→ TASK BRIEF
Reproduce verbatim all of the data given below, but do not carry over the images.
[Start of Attachment]
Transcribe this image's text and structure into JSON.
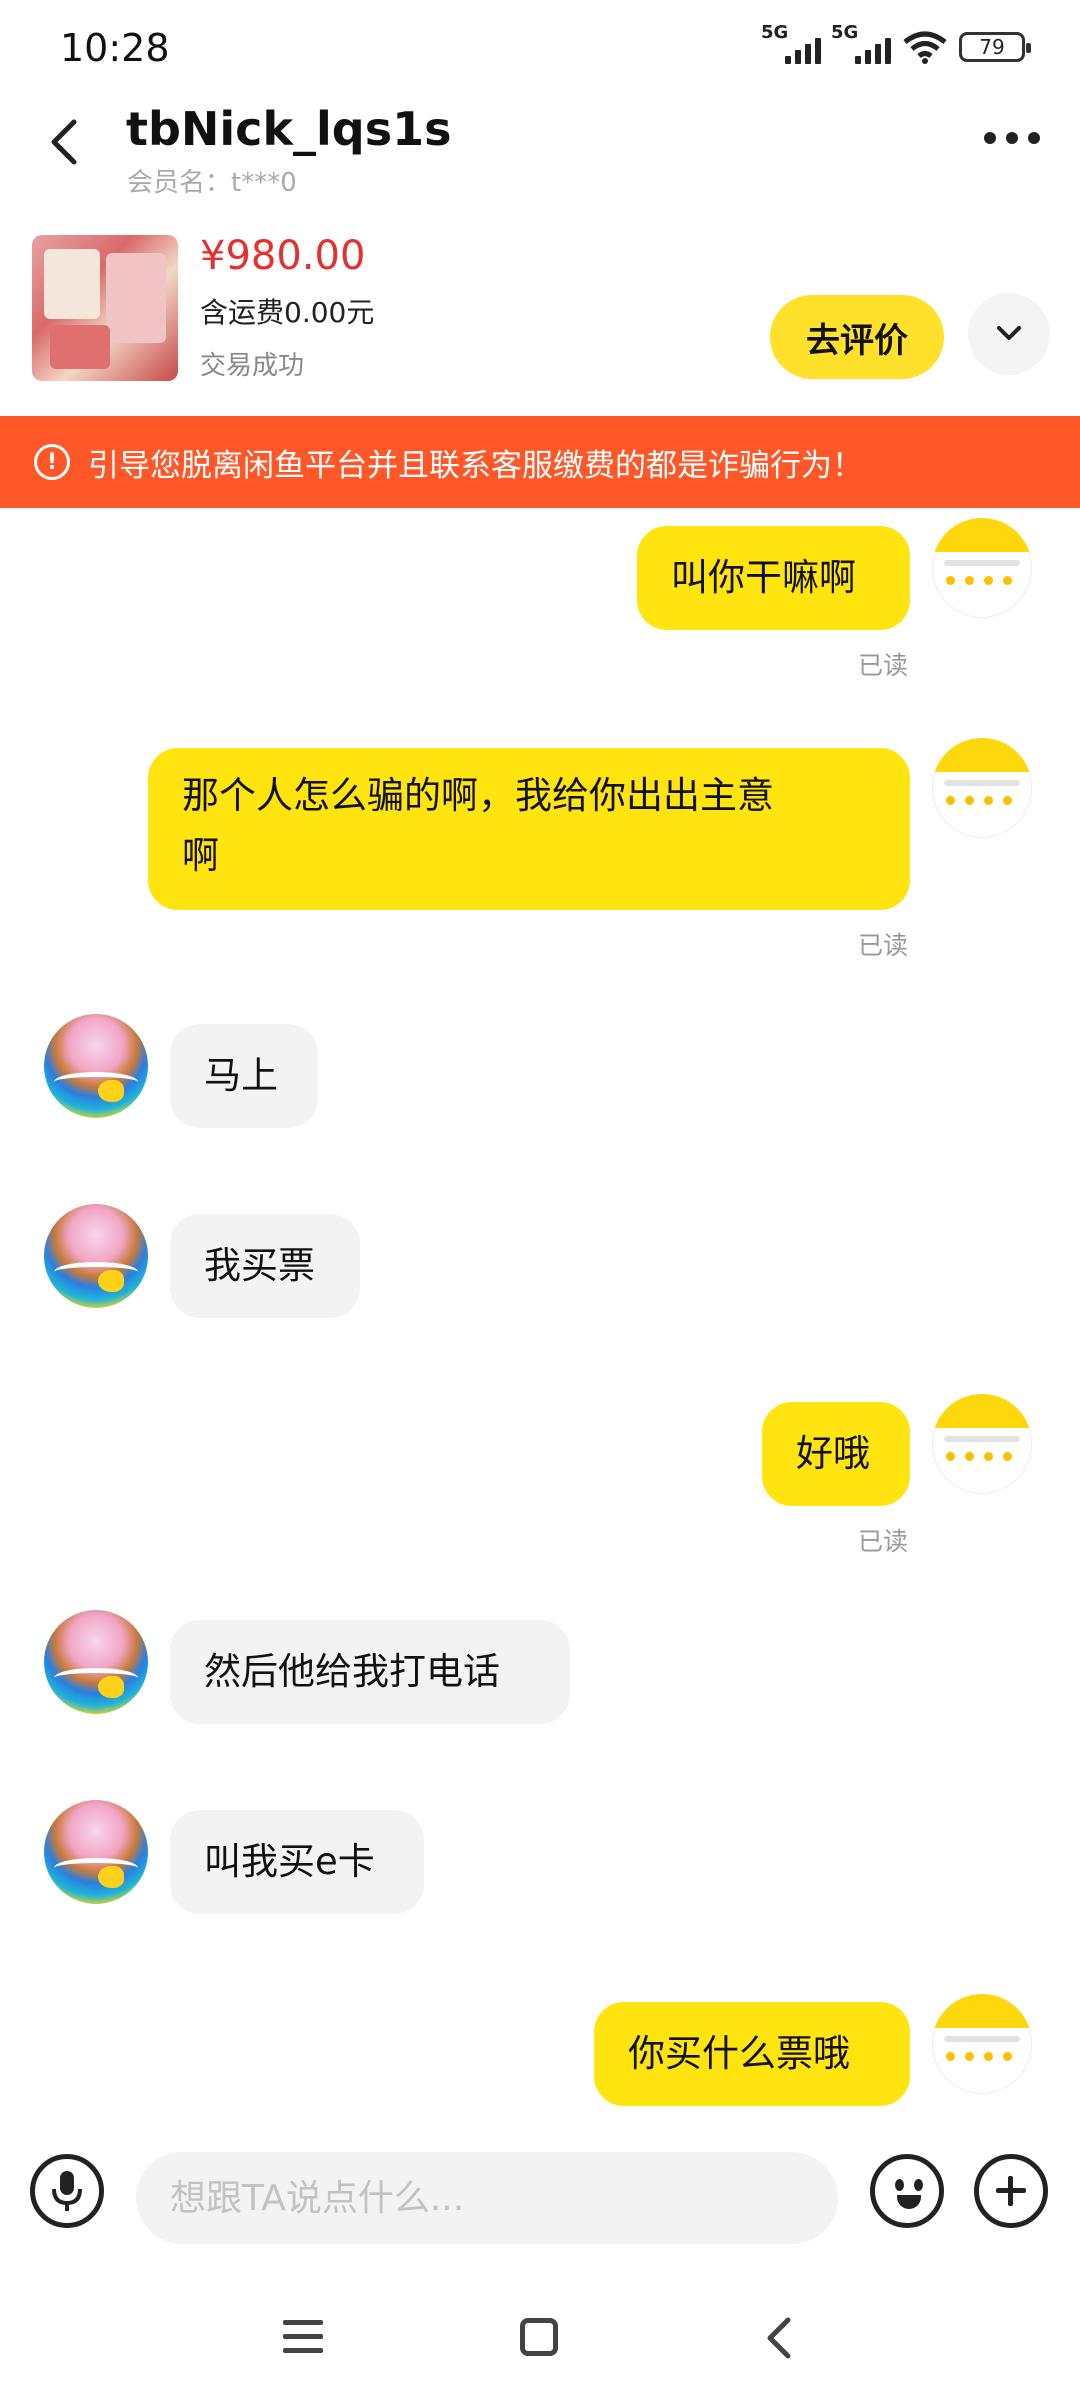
{
  "status_bar": {
    "time": "10:28",
    "signal1_label": "5G",
    "signal2_label": "5G",
    "battery": "79"
  },
  "header": {
    "nickname": "tbNick_lqs1s",
    "member_name": "会员名：t***0"
  },
  "product": {
    "price": "¥980.00",
    "shipping": "含运费0.00元",
    "status": "交易成功",
    "review_button": "去评价"
  },
  "warning": {
    "text": "引导您脱离闲鱼平台并且联系客服缴费的都是诈骗行为！"
  },
  "messages": [
    {
      "side": "out",
      "text": "叫你干嘛啊",
      "read": "已读"
    },
    {
      "side": "out",
      "text": "那个人怎么骗的啊，我给你出出主意啊",
      "line1": "那个人怎么骗的啊，我给你出出主意",
      "line2": "啊",
      "read": "已读"
    },
    {
      "side": "in",
      "text": "马上"
    },
    {
      "side": "in",
      "text": "我买票"
    },
    {
      "side": "out",
      "text": "好哦",
      "read": "已读"
    },
    {
      "side": "in",
      "text": "然后他给我打电话"
    },
    {
      "side": "in",
      "text": "叫我买e卡"
    },
    {
      "side": "out",
      "text": "你买什么票哦"
    }
  ],
  "input": {
    "placeholder": "想跟TA说点什么..."
  },
  "colors": {
    "accent_yellow": "#ffe40f",
    "warning_orange": "#ff5727",
    "price_red": "#e5302f"
  },
  "icons": [
    "back-arrow-icon",
    "more-dots-icon",
    "chevron-down-icon",
    "warning-circle-icon",
    "microphone-icon",
    "emoji-icon",
    "plus-icon",
    "menu-icon",
    "home-icon",
    "back-icon"
  ]
}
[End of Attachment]
→ FINISHED EXERCISE
Transcribe this image's text and structure into JSON.
{
  "status_bar": {
    "time": "10:28",
    "signal1_label": "5G",
    "signal2_label": "5G",
    "battery": "79"
  },
  "header": {
    "nickname": "tbNick_lqs1s",
    "member_name": "会员名：t***0"
  },
  "product": {
    "price": "¥980.00",
    "shipping": "含运费0.00元",
    "status": "交易成功",
    "review_button": "去评价"
  },
  "warning": {
    "text": "引导您脱离闲鱼平台并且联系客服缴费的都是诈骗行为！"
  },
  "messages": [
    {
      "side": "out",
      "text": "叫你干嘛啊",
      "read": "已读"
    },
    {
      "side": "out",
      "text": "那个人怎么骗的啊，我给你出出主意啊",
      "line1": "那个人怎么骗的啊，我给你出出主意",
      "line2": "啊",
      "read": "已读"
    },
    {
      "side": "in",
      "text": "马上"
    },
    {
      "side": "in",
      "text": "我买票"
    },
    {
      "side": "out",
      "text": "好哦",
      "read": "已读"
    },
    {
      "side": "in",
      "text": "然后他给我打电话"
    },
    {
      "side": "in",
      "text": "叫我买e卡"
    },
    {
      "side": "out",
      "text": "你买什么票哦"
    }
  ],
  "input": {
    "placeholder": "想跟TA说点什么..."
  },
  "colors": {
    "accent_yellow": "#ffe40f",
    "warning_orange": "#ff5727",
    "price_red": "#e5302f"
  },
  "icons": [
    "back-arrow-icon",
    "more-dots-icon",
    "chevron-down-icon",
    "warning-circle-icon",
    "microphone-icon",
    "emoji-icon",
    "plus-icon",
    "menu-icon",
    "home-icon",
    "back-icon"
  ]
}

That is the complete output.